Pure Vegan, Recipes
Comments 2

Three pulses pancake

IMG_0614

Sweet lupin beans and their usage as food have troubled me for some time now. In particular, I found (now almost 1.5 years ago) a recipe by “Krümeltiger” for lupin pancakes that kinda gave me an inspiration how to use sweet luipin flour in daily cuisine. Here, you can find my interpretation of the recipe. As I kept on experimenting with this unusual ingredient, I developed a mint-red bell pepper pancake recipe myself which till today remains my favourite recipe for this bean (even when compared to commercial ready-made products – I am proud to announce, it excels).

Why all the hazzle? Well, lupines are nutrition-wise very valuable; they are rich in all essential amino acids and tons of other good things. Moreover, they are an agriculturally important alternative to soy beans: they can be cultivated in areas soy beans do not grow; so far, their agricultural production reains more environmentally favourable than soy beans.

Wild lupin beans are toxic to humans. In traditional cuisines, they ae prepared in a laborious way to get rid of the toxins, and are often served as a slow-food tapa. Some years ago cultivated sweet luipins were introduced that lack those toxins. Unfortunaly, their growth therefore requires more pesticides than wild luipin beans would need.

Nowadays, sweet lupin flour can be found in many baked goods, as it adds flufiness to a dough. However, in home cooking it remains still a rare ingredient. Judging from own experience, this is definetely owed to the taste of sweet luipins, i.e. how the taste change. You cannot soak them (or even the flour) in water to long cause than they turn more bitter… Eventhough the ‘sweet’ version are supposed to be free of toxic bitter substances… So, when you prepare the beans or bean flour you need to inactivate the bean first by some kind of heat treatment.  Thus, pancakes are actually a very good way of using sweet luipin flour, as you just heat treat this ingredient…

Indeed, the outcome can be very delicious! The mint-red bell pepper pancakes were filling meanwhile being a lot lighter to wheat flour-based pancakes – a bit comparable to fallafel. Since, this was a success, I modified the basic recipe a bit more. Indeed, when making a plane pancake with three different kinds of pulses, the outcome is very yummy. Like falafel, it is a perfect side for all kinds of dishes.
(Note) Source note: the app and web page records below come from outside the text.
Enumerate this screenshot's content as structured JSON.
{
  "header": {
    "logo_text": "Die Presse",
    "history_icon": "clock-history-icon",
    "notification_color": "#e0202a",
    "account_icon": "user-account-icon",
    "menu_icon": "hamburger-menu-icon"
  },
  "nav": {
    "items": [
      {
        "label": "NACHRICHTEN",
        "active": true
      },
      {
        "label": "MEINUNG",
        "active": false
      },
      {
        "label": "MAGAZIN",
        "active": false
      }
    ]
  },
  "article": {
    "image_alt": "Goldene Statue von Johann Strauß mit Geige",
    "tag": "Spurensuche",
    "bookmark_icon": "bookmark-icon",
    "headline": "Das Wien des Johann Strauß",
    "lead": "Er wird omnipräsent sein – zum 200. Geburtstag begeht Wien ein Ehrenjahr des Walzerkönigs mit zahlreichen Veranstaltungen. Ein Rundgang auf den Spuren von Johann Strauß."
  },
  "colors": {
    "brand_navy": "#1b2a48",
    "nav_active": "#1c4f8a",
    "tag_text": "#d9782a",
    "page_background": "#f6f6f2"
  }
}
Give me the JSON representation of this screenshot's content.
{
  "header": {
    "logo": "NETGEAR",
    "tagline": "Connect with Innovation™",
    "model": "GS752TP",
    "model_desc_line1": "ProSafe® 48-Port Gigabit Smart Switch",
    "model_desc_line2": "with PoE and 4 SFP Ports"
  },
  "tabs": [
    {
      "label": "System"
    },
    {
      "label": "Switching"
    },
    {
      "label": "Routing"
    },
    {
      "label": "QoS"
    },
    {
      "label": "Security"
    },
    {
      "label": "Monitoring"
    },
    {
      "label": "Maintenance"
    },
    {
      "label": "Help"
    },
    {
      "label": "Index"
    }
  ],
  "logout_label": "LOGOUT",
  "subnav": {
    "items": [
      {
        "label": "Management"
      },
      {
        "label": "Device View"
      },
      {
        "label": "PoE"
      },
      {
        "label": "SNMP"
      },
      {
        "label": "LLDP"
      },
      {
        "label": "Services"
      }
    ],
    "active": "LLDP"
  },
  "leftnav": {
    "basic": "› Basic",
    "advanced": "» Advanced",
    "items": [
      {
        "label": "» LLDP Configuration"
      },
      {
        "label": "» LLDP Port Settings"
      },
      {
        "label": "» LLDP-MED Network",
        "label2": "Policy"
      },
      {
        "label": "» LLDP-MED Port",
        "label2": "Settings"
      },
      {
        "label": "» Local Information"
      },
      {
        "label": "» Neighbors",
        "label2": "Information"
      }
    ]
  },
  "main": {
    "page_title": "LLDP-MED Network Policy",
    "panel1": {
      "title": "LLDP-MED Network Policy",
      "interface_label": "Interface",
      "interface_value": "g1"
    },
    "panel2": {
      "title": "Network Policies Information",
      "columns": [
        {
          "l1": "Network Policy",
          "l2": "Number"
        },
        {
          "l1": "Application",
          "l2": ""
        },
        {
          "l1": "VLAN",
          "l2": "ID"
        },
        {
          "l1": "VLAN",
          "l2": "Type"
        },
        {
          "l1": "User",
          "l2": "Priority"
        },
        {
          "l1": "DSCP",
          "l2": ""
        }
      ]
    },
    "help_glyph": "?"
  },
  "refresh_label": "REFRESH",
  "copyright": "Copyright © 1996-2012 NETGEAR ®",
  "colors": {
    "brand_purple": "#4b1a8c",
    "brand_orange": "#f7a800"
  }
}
I personally had it with spinach.

So here is the  ingredients list:

60g sweet lupin flour

60g wheat flour

30g soft small white beans

(e.g. from a can – just use the dry weight)

30g red lentils flour

(ask in your local supermarket whether they can turn you the lentils into flour)

2 soup spoons carob seed flour

1 soup spoon salt

So, basically just mix all the ingredients. For creating a dough, add water till it reaches a consistency you are comftable with. Heat rap seed oil in a plant and fry the pancakes by the same method as described here. Voilá!

If you like, of course, you can already add spinach into the dough. The pancakes go very well with spicy stuff and with all kinds of Middle-Eastern dishes. So, enjoy!

2 Comments

  1. Kurt says

    Hi there,

    Just wondering what is carob seed flour as i cannot find it here in Australia, could i use a substitute?

    Liked by 1 person

    • LeckerFoodie says

      Maybe you do have carob seed in some eco-shop and they just call it quite differently… In any case, if you are non-vegan, just take egg (it may change the taste though A LOT). Otherwise increase the amount of wheat flouer and white beans or try some other plant-based binder that has some neutral taste… unfortunately, it is trial and error when it comes to lupines – let me know though, please, what you found 😉

      Like

Leave a Reply

Fill in your details below or click an icon to log in:

WordPress.com Logo

You are commenting using your WordPress.com account. Log Out / Change )

Twitter picture

You are commenting using your Twitter account. Log Out / Change )

Facebook photo

You are commenting using your Facebook account. Log Out / Change )

Google+ photo

You are commenting using your Google+ account. Log Out / Change )

Connecting to %s